Are we like Saul, extremely religious and committed to the letter of the law? Or are we like Ananias, moving beyond religious words and forms to a lifestyle of vulnerability, compassion and grace?

"Now there was a disciple in Damascus named Ananias. The Lord said to him in a vision...'Get up and go to the street called Straight, and at the house of Judas look for a man of Tarsus named Saul. At this moment he is praying, and he has seen in a vision a man named Ananias come in and lay his hands on him so that he might regain his sight.'

"But Ananias answered, 'Lord, I have heard from many about this man, how much evil he has done to your saints in Jerusalem; and here he has authority from the chief priests to bind all who invoke your name.'

"But the Lord said to him, 'Go, for he is an instrument whom I have chosen to bring my name before Gentiles and kings and before the people of Israel; I myself will show him how much he must suffer for the sake of my name.'

"So Ananias went and entered the house. He laid his hands on Saul and said, 'Brother Saul, the Lord Jesus, who appeared to you on your way here, has sent me so that you may regain your sight and be filled with the Holy Spirit.' And immediately something like scales fell from Saul's eyes, and his sight was restored.

"Then he got up and was baptized, and after taking some food, he regained his strength. For several days he was with the disciples in Damascus, and immediately he began to proclaim Jesus in the synagogues, saying, 'He is the Son of God.'"

- Acts 9:10-20 (NRSV, adapt.)

8 comments:

Roda Zone said...

Boy Keith...do you ever come up with some hypothetical. Constitutional Lawyer Alan Dershowitz once said that If he'd been alive and praticing law during WWII and Hitler had come to him looking for legal representation, he would have had to make a choice. Do I shoot this man on the spot or do I take the case? Dershowitz said he would take the case. Now that's radical.
In the choice between radical love and radical Islam...I'll hide behind just war theory.

Roda Zone said...

By the way...do you love controversial topics or what?

John said...

Excellent post. We must always remember that, in comparison to God's perfection, we are just as sinful as Bin Laden, and just in need of redemption.

Keith McIlwain said...

Randy: This is the week's lectionary Epistle reading! I don't look for controversy, but when it comes to the gospel, controversy abounds!

John: Without question, we are all as sinful as Bin Laden, and all of us are in need of grace.

Eric said...

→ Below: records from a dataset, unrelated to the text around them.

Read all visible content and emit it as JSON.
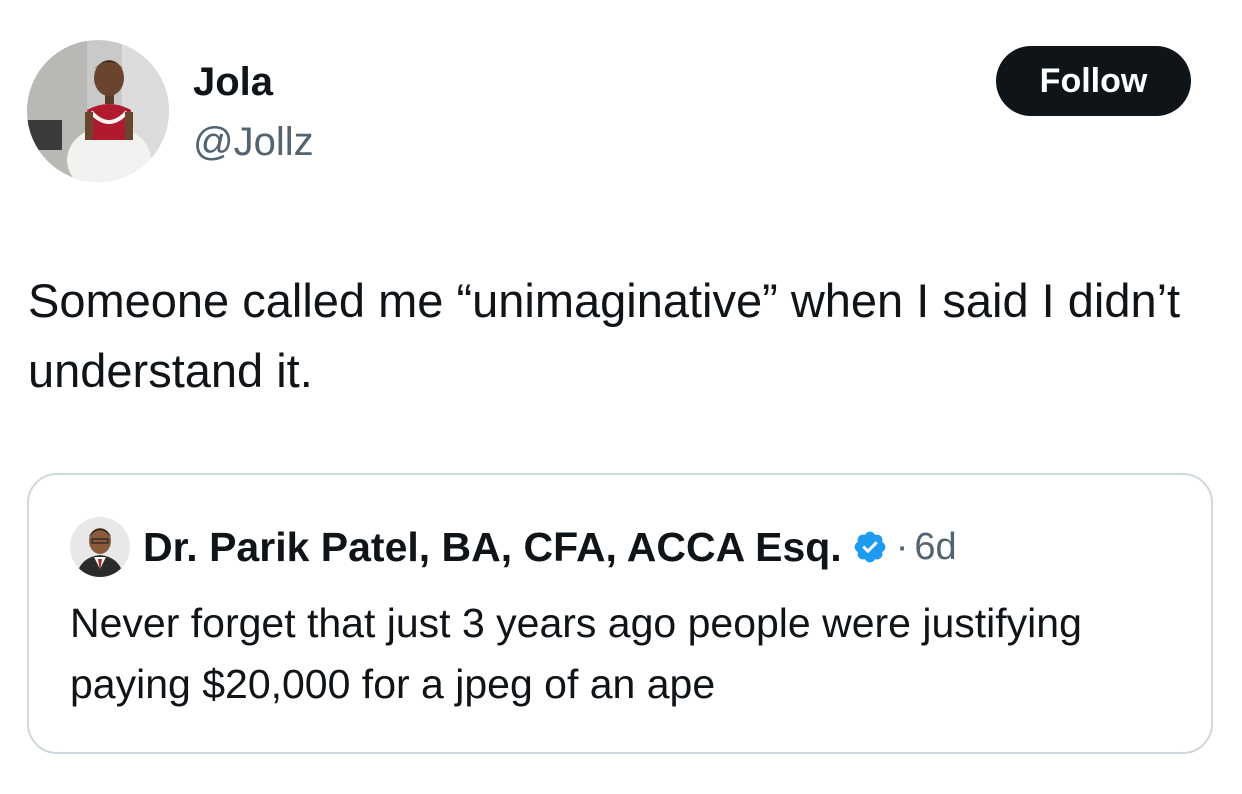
{
  "author": {
    "display_name": "Jola",
    "handle": "@Jollz",
    "avatar_icon": "profile-photo-child-in-red-dress"
  },
  "follow_label": "Follow",
  "tweet_text": "Someone called me “unimaginative” when I said I didn’t understand it.",
  "quoted_tweet": {
    "display_name": "Dr. Parik Patel, BA, CFA, ACCA Esq.",
    "verified_icon": "verified-badge-icon",
    "separator": "·",
    "time": "6d",
    "text": "Never forget that just 3 years ago people were justifying paying $20,000 for a jpeg of an ape",
    "avatar_icon": "profile-photo-man-in-suit"
  },
  "colors": {
    "text_primary": "#0f1419",
    "text_secondary": "#536471",
    "follow_bg": "#0f1419",
    "verified_blue": "#1d9bf0",
    "border": "#cfd9de"
  }
}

The questions that you raise, Keith, are particularly appropriate on a day like today--a day in which we are endeavoring to process the horrific tragedy on the campus of Virginia Tech.

As the details of the tragedy continue to make themselves known, I cannot help but wonder how I would respond to the shooter, were he alive and penitent.

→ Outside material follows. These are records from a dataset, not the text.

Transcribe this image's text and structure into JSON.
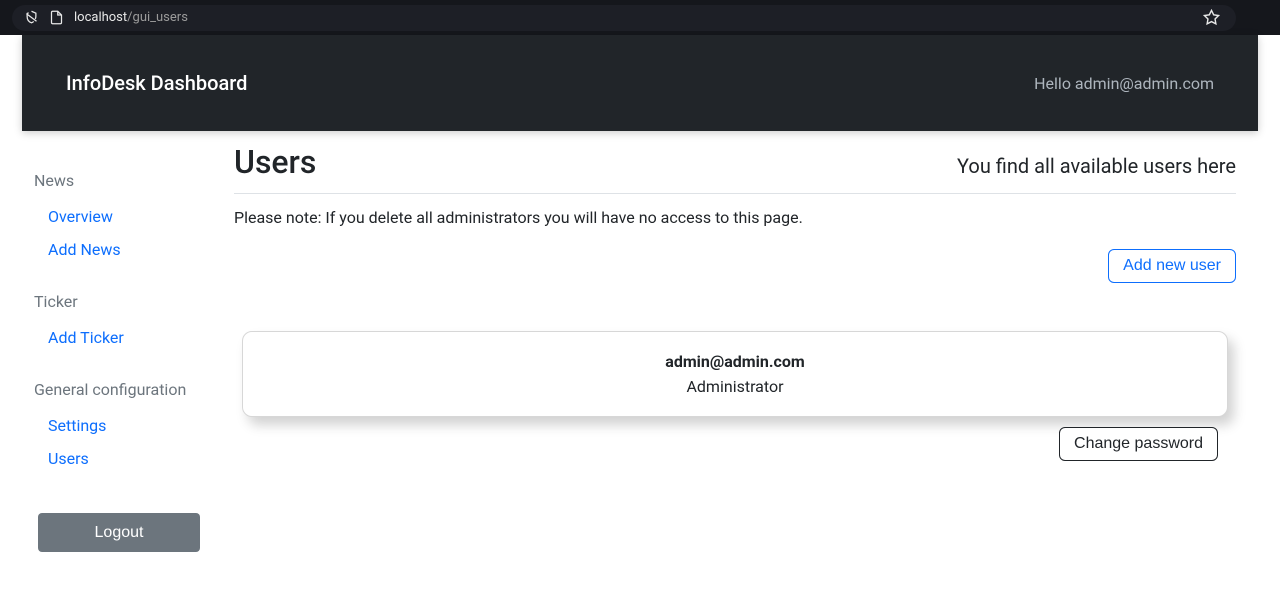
{
  "browser": {
    "host": "localhost",
    "path": "/gui_users"
  },
  "topbar": {
    "brand": "InfoDesk Dashboard",
    "greeting": "Hello admin@admin.com"
  },
  "sidebar": {
    "sections": [
      {
        "label": "News",
        "items": [
          {
            "label": "Overview",
            "name": "sidebar-link-overview"
          },
          {
            "label": "Add News",
            "name": "sidebar-link-add-news"
          }
        ]
      },
      {
        "label": "Ticker",
        "items": [
          {
            "label": "Add Ticker",
            "name": "sidebar-link-add-ticker"
          }
        ]
      },
      {
        "label": "General configuration",
        "items": [
          {
            "label": "Settings",
            "name": "sidebar-link-settings"
          },
          {
            "label": "Users",
            "name": "sidebar-link-users"
          }
        ]
      }
    ],
    "logout": "Logout"
  },
  "main": {
    "title": "Users",
    "subtitle": "You find all available users here",
    "note": "Please note: If you delete all administrators you will have no access to this page.",
    "add_button": "Add new user",
    "users": [
      {
        "email": "admin@admin.com",
        "role": "Administrator"
      }
    ],
    "change_password_button": "Change password"
  }
}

I suppose we have to stand upon the biblical truth that no one is beyond the scope of God's redemptive grace. Not even Saul. Not even Osama. Not even a troubled young man equipped with guns and a desire to kill.

Brett Probert said...

Actually, Osama has been worshiping at Cornerstone for a few months now and is on our praise team.

Roda Zone said...

Keith...I love your analogy...don't get me wrong. It was creative and thoughtful. But I'll still hide behind just war theory.

Brenda said...

Your post remided me of a Friday night in college when we gathered together to pray for Maralyn Manson rather than traveling to Pittsburgh to protest his concert.